ASSIGNMENT: The word "JSON" appears in some lines of the records below; state how many lines, and nothing else.

PROVIDED INFORMATION:

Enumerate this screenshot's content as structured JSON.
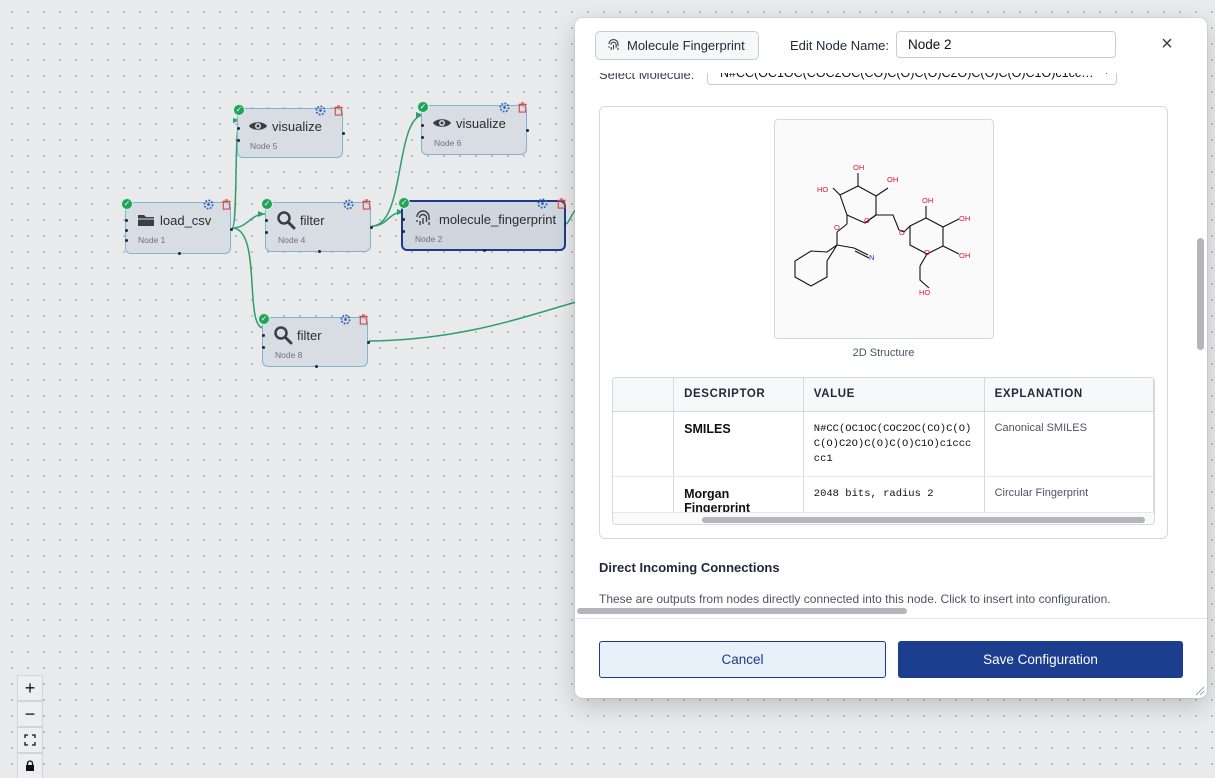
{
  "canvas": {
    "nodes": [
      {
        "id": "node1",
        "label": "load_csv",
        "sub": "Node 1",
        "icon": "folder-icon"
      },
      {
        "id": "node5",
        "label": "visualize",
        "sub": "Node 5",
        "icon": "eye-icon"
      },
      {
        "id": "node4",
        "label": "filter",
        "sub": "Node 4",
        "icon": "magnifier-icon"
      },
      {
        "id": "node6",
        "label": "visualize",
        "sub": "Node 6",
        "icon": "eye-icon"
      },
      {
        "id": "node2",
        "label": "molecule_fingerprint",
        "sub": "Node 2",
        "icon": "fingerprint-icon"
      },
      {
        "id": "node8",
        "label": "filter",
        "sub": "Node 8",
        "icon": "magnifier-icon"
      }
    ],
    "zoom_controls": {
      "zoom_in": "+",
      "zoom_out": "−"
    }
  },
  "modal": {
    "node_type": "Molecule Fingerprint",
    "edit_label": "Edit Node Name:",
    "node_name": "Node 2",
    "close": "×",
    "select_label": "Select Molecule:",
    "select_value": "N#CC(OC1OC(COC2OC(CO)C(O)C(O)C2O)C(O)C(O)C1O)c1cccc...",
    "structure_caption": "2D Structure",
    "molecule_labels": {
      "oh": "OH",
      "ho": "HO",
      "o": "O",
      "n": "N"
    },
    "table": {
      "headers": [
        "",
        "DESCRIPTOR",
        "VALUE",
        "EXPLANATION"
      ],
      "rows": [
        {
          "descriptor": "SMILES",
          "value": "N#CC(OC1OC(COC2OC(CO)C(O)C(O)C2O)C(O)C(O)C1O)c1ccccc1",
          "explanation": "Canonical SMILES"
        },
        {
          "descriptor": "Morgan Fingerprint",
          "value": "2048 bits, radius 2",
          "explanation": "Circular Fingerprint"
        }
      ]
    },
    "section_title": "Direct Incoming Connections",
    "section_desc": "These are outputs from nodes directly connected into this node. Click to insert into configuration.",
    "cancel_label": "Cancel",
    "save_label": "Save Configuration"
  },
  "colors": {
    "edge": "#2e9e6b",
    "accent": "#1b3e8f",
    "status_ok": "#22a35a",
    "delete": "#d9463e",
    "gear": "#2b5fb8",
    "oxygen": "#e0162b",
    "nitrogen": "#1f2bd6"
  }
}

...

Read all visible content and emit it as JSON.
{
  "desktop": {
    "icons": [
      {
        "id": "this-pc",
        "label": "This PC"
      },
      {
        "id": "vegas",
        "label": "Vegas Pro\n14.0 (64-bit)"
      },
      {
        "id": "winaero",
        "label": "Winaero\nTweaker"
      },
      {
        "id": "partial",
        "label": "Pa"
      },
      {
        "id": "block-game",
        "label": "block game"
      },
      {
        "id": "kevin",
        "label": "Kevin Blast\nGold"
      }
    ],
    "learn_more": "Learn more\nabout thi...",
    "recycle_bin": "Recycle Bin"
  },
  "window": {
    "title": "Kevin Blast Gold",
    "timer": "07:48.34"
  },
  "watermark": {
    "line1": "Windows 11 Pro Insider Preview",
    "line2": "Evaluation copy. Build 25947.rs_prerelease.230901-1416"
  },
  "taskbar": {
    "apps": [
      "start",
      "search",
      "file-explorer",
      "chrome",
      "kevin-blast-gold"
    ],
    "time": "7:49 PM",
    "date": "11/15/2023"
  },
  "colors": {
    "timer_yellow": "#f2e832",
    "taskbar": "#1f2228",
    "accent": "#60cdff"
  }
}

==

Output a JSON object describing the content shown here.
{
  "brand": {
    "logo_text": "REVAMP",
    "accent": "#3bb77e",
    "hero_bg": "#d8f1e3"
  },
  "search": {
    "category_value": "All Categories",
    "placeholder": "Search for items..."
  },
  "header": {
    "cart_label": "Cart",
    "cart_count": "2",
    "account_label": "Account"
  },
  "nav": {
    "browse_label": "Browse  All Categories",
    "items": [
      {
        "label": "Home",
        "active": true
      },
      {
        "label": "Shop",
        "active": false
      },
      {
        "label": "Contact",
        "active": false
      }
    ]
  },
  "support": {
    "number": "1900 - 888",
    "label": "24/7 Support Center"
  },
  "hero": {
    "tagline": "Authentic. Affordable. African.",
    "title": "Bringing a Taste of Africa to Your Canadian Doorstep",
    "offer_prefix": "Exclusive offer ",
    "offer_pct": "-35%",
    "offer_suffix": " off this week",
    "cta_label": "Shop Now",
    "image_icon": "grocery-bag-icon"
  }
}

SOLUTION: 3